BART's Board of Directors yesterday sent the transit agency's already Wagnerian labor imbroglio skittering off the tracks and into a dark and unforeseen place.
In spurning a contract provision providing workers with up to six weeks of paid medical leave -- which management claims was, somehow, erroneously ratified earlier -- BART's directors have set the stage for what could be the third strike of 2013 and resultant transit Armageddon.
At this point, BART management could do just about anything and it wouldn't raise eyebrows. By the time its $399,000 hired gun Tom Hock missed a bargaining session to go to Disneyland -- taking a break from artless, deal-free negotiations to deliver a lecture titled "The Art of Negotiating the Deal" -- any and all Rubicons had been crossed.
So, it might come as little surprise that, on the very day BART's board declared a family leave provision pegged at between $1.4 million and $10.5 million a year too costly, it gratuitously boasted of $128 million in savings via an accelerated train car procurement deal.
Depending on one's mindset regarding the strike -- which has, sadly, resulted in a great deal of Manichean coverage -- this turn of events could be spun any which way.
But them's the facts: BART simultaneously trumpeted massive cost savings while crying poo regarding far, far lower labor costs. You can argue about the rightness of codifying a supposed "error" or note that the savings are also tied to fast-tracking a spectacularly expensive train car procurement. But, once again, BART management managed to stick its foot in its mouth -- which is even more inadvisable after treading through a BART train.
If nothing else, BART management can pride itself on a rarified achievement yesterday.
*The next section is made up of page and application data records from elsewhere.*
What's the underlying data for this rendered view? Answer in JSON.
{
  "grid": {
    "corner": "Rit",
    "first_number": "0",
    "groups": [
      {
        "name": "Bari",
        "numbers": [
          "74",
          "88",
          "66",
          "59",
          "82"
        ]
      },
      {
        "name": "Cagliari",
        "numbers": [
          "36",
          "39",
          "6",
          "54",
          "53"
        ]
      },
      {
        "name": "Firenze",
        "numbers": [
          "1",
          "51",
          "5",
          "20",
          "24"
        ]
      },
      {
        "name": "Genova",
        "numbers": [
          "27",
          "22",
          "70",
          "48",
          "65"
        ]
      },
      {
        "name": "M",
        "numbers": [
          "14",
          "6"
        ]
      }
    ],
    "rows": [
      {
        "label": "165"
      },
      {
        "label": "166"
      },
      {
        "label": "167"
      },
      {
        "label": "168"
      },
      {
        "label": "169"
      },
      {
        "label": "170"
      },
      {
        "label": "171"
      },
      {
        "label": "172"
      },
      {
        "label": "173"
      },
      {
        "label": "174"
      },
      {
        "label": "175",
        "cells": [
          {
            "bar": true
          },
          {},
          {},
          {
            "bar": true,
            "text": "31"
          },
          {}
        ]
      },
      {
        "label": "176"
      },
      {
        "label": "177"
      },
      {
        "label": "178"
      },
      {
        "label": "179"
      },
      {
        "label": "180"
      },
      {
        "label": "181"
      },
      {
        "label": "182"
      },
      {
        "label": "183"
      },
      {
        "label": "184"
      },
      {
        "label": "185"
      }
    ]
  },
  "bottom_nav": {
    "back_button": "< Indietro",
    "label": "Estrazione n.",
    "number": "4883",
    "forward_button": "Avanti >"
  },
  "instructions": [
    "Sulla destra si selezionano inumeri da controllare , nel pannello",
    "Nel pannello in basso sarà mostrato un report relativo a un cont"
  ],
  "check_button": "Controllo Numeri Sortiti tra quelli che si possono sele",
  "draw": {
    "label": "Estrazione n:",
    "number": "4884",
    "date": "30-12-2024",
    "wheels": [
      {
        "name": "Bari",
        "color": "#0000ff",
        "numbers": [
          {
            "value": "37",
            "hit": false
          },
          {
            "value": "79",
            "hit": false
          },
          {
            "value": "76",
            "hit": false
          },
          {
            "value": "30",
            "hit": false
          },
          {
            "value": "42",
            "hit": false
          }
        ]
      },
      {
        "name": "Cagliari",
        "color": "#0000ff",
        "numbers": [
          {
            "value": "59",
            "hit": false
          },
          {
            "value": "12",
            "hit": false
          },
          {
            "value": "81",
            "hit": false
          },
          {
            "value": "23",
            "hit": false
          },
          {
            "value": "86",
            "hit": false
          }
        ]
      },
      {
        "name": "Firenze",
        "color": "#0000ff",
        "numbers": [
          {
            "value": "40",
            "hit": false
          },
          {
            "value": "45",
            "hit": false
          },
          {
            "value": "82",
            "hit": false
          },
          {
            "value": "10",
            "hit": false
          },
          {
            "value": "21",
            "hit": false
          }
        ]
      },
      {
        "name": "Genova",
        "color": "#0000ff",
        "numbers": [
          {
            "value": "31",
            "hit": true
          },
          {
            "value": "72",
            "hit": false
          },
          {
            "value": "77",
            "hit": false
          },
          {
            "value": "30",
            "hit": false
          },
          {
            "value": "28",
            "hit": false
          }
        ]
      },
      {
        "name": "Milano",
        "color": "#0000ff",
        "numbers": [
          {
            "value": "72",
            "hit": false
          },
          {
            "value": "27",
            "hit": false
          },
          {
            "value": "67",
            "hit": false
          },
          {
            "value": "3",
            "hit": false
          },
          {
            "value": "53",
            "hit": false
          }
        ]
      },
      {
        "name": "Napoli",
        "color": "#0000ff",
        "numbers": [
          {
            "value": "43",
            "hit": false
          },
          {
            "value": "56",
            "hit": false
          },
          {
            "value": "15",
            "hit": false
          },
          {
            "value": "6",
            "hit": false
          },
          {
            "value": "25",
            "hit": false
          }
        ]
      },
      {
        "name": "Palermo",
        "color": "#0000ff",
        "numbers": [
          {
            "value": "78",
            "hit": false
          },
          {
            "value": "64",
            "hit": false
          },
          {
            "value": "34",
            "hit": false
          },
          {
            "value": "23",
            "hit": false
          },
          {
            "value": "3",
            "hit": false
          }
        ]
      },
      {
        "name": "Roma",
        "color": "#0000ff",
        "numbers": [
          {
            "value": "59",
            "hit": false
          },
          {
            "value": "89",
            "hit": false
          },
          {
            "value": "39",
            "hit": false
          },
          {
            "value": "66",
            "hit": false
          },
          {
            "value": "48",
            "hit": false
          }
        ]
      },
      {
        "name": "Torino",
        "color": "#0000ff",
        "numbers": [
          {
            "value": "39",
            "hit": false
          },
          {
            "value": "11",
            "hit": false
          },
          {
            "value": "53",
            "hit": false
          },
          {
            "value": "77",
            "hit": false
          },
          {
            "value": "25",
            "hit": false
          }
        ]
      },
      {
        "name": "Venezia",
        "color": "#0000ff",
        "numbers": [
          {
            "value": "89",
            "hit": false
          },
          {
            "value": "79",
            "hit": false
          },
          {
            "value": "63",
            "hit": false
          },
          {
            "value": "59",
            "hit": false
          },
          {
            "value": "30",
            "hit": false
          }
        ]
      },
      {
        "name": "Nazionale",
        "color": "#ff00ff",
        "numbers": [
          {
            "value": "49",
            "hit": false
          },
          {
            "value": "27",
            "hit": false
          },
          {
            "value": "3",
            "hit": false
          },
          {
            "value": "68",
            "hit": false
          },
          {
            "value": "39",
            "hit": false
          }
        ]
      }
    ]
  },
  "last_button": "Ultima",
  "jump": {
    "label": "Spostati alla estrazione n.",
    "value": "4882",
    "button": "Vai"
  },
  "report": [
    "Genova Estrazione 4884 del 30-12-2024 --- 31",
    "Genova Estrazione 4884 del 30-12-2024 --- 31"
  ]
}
It is now, officially, more agonizing to watch than the answering machine message scene in Swingers.
You take the victories as they come.